(Stored records)
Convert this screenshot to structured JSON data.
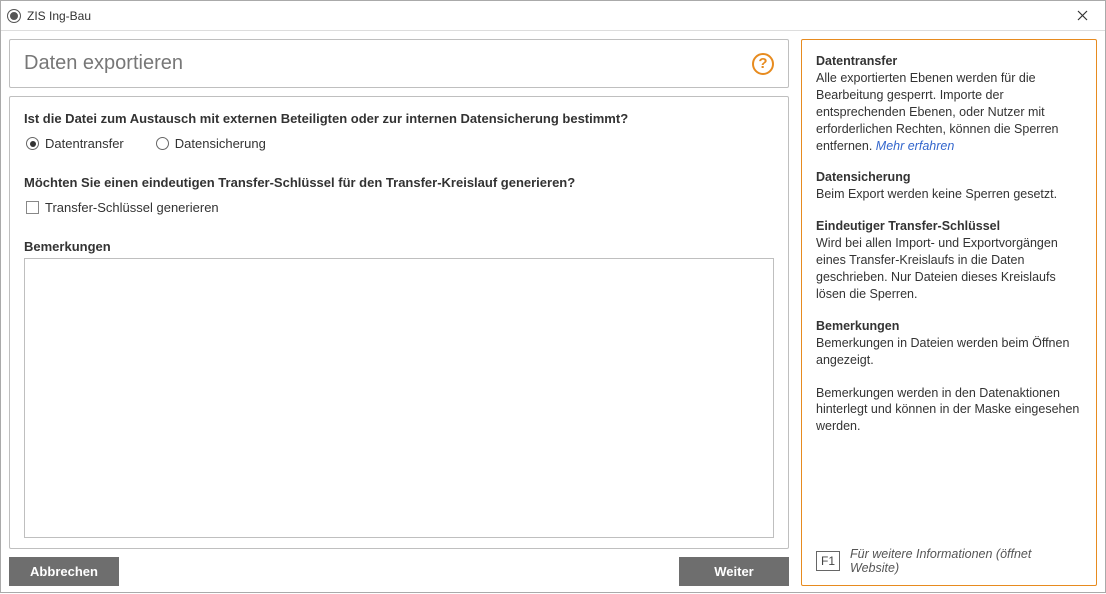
{
  "window": {
    "title": "ZIS Ing-Bau"
  },
  "header": {
    "title": "Daten exportieren"
  },
  "form": {
    "question1": "Ist die Datei zum Austausch mit externen Beteiligten oder zur internen Datensicherung bestimmt?",
    "radio_transfer": "Datentransfer",
    "radio_backup": "Datensicherung",
    "question2": "Möchten Sie einen eindeutigen Transfer-Schlüssel für den Transfer-Kreislauf generieren?",
    "check_genkey": "Transfer-Schlüssel generieren",
    "remarks_label": "Bemerkungen",
    "remarks_value": ""
  },
  "buttons": {
    "cancel": "Abbrechen",
    "next": "Weiter"
  },
  "help": {
    "s1h": "Datentransfer",
    "s1t": "Alle exportierten Ebenen werden für die Bearbeitung gesperrt. Importe der entsprechenden Ebenen, oder Nutzer mit erforderlichen Rechten, können die Sperren entfernen.",
    "s1link": "Mehr erfahren",
    "s2h": "Datensicherung",
    "s2t": "Beim Export werden keine Sperren gesetzt.",
    "s3h": "Eindeutiger Transfer-Schlüssel",
    "s3t": "Wird bei allen Import- und Exportvorgängen eines Transfer-Kreislaufs in die Daten geschrieben. Nur Dateien dieses Kreislaufs lösen die Sperren.",
    "s4h": "Bemerkungen",
    "s4t": "Bemerkungen in Dateien werden beim Öffnen angezeigt.",
    "s5t": "Bemerkungen werden in den Datenaktionen hinterlegt und können in der Maske eingesehen werden.",
    "footer_badge": "F1",
    "footer_text": "Für weitere Informationen (öffnet Website)"
  }
}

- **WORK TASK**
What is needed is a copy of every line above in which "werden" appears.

- **EXERCISE ANSWER**
    "s1t": "Alle exportierten Ebenen werden für die Bearbeitung gesperrt. Importe der entsprechenden Ebenen, oder Nutzer mit erforderlichen Rechten, können die Sperren entfernen.",
    "s2t": "Beim Export werden keine Sperren gesetzt.",
    "s4t": "Bemerkungen in Dateien werden beim Öffnen angezeigt.",
    "s5t": "Bemerkungen werden in den Datenaktionen hinterlegt und können in der Maske eingesehen werden.",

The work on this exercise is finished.